### [Work required]
Set down all of the records below exactly, please, omitting the images.

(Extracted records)
============
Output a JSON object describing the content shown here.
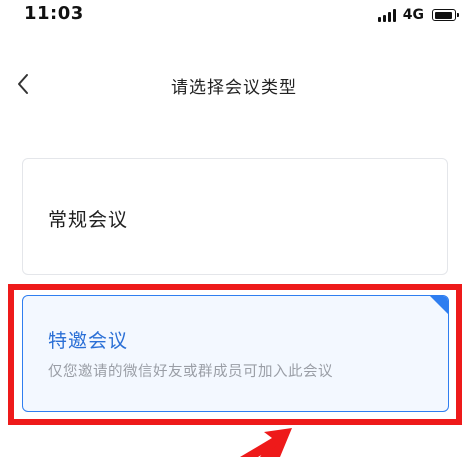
{
  "status_bar": {
    "time": "11:03",
    "network": "4G",
    "signal_icon": "signal-bars-icon",
    "battery_icon": "battery-icon"
  },
  "nav": {
    "back_icon": "chevron-left-icon",
    "title": "请选择会议类型"
  },
  "options": [
    {
      "title": "常规会议",
      "description": "",
      "selected": false
    },
    {
      "title": "特邀会议",
      "description": "仅您邀请的微信好友或群成员可加入此会议",
      "selected": true
    }
  ],
  "colors": {
    "accent": "#2f7ef0",
    "accent_text": "#2a6fd6",
    "selected_bg": "#f3f8ff",
    "annotation_red": "#ee1a1a",
    "muted_text": "#9a9ea6"
  },
  "annotation": {
    "highlight_icon": "red-highlight-box",
    "arrow_icon": "red-arrow-icon"
  }
}
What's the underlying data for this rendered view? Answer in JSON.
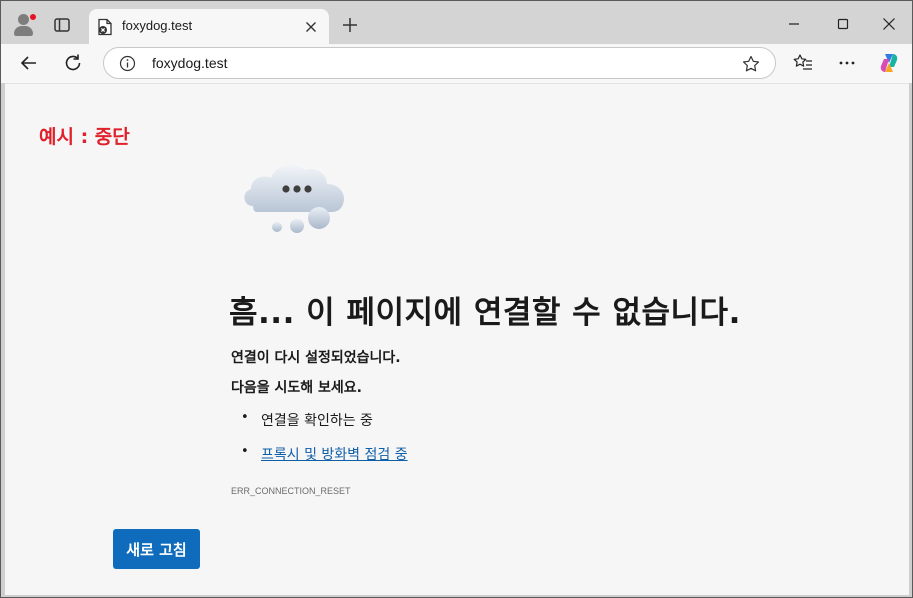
{
  "browser": {
    "tab": {
      "title": "foxydog.test"
    },
    "address": {
      "url": "foxydog.test"
    }
  },
  "page": {
    "example_label": "예시 : 중단",
    "heading": "흠... 이 페이지에 연결할 수 없습니다.",
    "subtitle": "연결이 다시 설정되었습니다.",
    "try_text": "다음을 시도해 보세요.",
    "suggestions": [
      {
        "text": "연결을 확인하는 중",
        "link": false
      },
      {
        "text": "프록시 및 방화벽 점검 중",
        "link": true
      }
    ],
    "error_code": "ERR_CONNECTION_RESET",
    "reload_button": "새로 고침"
  },
  "colors": {
    "accent": "#0f6cbd",
    "link": "#0f5ea8",
    "label_red": "#e0202a",
    "notification_dot": "#e81123"
  },
  "icons": [
    "profile-icon",
    "tab-actions-icon",
    "page-error-icon",
    "close-icon",
    "plus-icon",
    "minimize-icon",
    "maximize-icon",
    "window-close-icon",
    "back-arrow-icon",
    "refresh-icon",
    "info-icon",
    "star-icon",
    "favorites-icon",
    "more-icon",
    "copilot-icon",
    "cloud-icon"
  ]
}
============
### [Reply]
Output a JSON object describing the content shown here.
{
  "status_bar": {
    "time": "11:03",
    "network": "4G",
    "signal_icon": "signal-bars-icon",
    "battery_icon": "battery-icon"
  },
  "nav": {
    "back_icon": "chevron-left-icon",
    "title": "请选择会议类型"
  },
  "options": [
    {
      "title": "常规会议",
      "description": "",
      "selected": false
    },
    {
      "title": "特邀会议",
      "description": "仅您邀请的微信好友或群成员可加入此会议",
      "selected": true
    }
  ],
  "colors": {
    "accent": "#2f7ef0",
    "accent_text": "#2a6fd6",
    "selected_bg": "#f3f8ff",
    "annotation_red": "#ee1a1a",
    "muted_text": "#9a9ea6"
  },
  "annotation": {
    "highlight_icon": "red-highlight-box",
    "arrow_icon": "red-arrow-icon"
  }
}
What's the underlying data for this rendered view? Answer in JSON.
{
  "browser": {
    "tab": {
      "title": "foxydog.test"
    },
    "address": {
      "url": "foxydog.test"
    }
  },
  "page": {
    "example_label": "예시 : 중단",
    "heading": "흠... 이 페이지에 연결할 수 없습니다.",
    "subtitle": "연결이 다시 설정되었습니다.",
    "try_text": "다음을 시도해 보세요.",
    "suggestions": [
      {
        "text": "연결을 확인하는 중",
        "link": false
      },
      {
        "text": "프록시 및 방화벽 점검 중",
        "link": true
      }
    ],
    "error_code": "ERR_CONNECTION_RESET",
    "reload_button": "새로 고침"
  },
  "colors": {
    "accent": "#0f6cbd",
    "link": "#0f5ea8",
    "label_red": "#e0202a",
    "notification_dot": "#e81123"
  },
  "icons": [
    "profile-icon",
    "tab-actions-icon",
    "page-error-icon",
    "close-icon",
    "plus-icon",
    "minimize-icon",
    "maximize-icon",
    "window-close-icon",
    "back-arrow-icon",
    "refresh-icon",
    "info-icon",
    "star-icon",
    "favorites-icon",
    "more-icon",
    "copilot-icon",
    "cloud-icon"
  ]
}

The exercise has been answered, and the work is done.